Market research on social media can improve marketing odds
OCTOBER 4, 2011 – Advertisers may be able to transform their market research on social media sites into sales, according to a blog devoted to social media marketing and website design.
Inter-Studios.com says that approximately 60 percent of people on Facebook who are fans of a brand and click the “Like” button tend to be more likely to recommend the brand’s products to friends and buy the items themselves.
Companies may have an opportunity to get a better sense of who their customers are by not only monitoring their use of the network, but also by reaching out and communicating with consumers. Many who responded to the survey said they would like to hear from companies that they “Like” and another large percentage – more than three-quarters – said they engage the brands by posting on companies’ Facebook walls.
While Facebook has a youthful connotation, the researchers say users who are aged 50 or older and who have liked a brand will probably purchase some items from their favorite companies.
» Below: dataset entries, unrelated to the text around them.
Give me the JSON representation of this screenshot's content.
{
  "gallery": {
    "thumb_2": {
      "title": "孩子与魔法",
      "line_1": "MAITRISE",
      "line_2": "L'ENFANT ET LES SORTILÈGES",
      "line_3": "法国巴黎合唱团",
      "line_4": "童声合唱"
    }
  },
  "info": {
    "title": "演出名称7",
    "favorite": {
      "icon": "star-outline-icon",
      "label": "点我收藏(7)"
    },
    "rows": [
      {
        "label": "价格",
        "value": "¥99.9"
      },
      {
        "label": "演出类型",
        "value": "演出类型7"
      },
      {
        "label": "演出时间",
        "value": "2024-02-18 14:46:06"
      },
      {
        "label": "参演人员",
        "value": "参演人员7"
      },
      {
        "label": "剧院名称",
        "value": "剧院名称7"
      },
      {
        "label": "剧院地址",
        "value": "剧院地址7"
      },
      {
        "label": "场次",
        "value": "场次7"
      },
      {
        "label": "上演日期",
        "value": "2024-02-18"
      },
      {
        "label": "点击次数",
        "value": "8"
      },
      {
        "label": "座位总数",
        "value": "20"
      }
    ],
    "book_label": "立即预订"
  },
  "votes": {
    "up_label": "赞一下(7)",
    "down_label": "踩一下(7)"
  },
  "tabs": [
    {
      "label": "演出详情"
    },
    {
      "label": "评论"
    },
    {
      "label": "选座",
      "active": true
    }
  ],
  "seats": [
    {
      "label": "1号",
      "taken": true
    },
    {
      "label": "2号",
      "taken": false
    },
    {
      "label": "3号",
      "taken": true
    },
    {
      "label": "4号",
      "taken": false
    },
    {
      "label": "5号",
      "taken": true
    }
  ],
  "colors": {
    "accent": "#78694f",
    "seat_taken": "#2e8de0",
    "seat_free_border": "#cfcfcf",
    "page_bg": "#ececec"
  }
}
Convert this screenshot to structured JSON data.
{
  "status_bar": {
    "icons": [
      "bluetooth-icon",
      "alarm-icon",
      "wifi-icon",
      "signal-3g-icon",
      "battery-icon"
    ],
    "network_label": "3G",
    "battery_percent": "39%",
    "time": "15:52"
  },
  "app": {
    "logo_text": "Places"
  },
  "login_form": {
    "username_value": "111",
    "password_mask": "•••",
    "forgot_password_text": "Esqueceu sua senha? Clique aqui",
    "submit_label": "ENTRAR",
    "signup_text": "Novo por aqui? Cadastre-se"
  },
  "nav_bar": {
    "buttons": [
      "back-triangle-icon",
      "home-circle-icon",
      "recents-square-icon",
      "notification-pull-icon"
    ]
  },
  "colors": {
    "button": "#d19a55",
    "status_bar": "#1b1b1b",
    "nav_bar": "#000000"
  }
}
The researchers also noted that just 40 percent of respondents said they would not be influenced to purchase products based on their “Facebook fandom decisions.”
“With statistics revealing such a wonderful connect between buying and Facebook fan behavior, it is hardly surprising that Facebook remains such a popular platform for customer-brand engagement even when so many social media marketing options are being thrown up,” they conclude.
However, it’s also important to not only rely on social media to connect with customers the business already has, but also to reach out to new groups and demographics that may not have associated with a brand in the first place.
In an op-ed for the Los Angeles Times, Gregory Rodriguez – the founding director for the Center for Social Cohesion at Arizona State University and a senior fellow at the New America Foundation – says that although social media gives consumers and businesses the chance to connect with people who are vastly different from them, website users are more likely to communicate with those who are like themselves.
“We live in an age in which overarching collective identities and institutions are collapsing in favor of narrower groupings by affinity,” he writes. “Think of the decline of network television, the rise of political independents, and the nichification of politics and the marketplace.”
Rather than seeking out more channels for communicating, people are finding “refuge in narrow niches,” Rodriguez claims.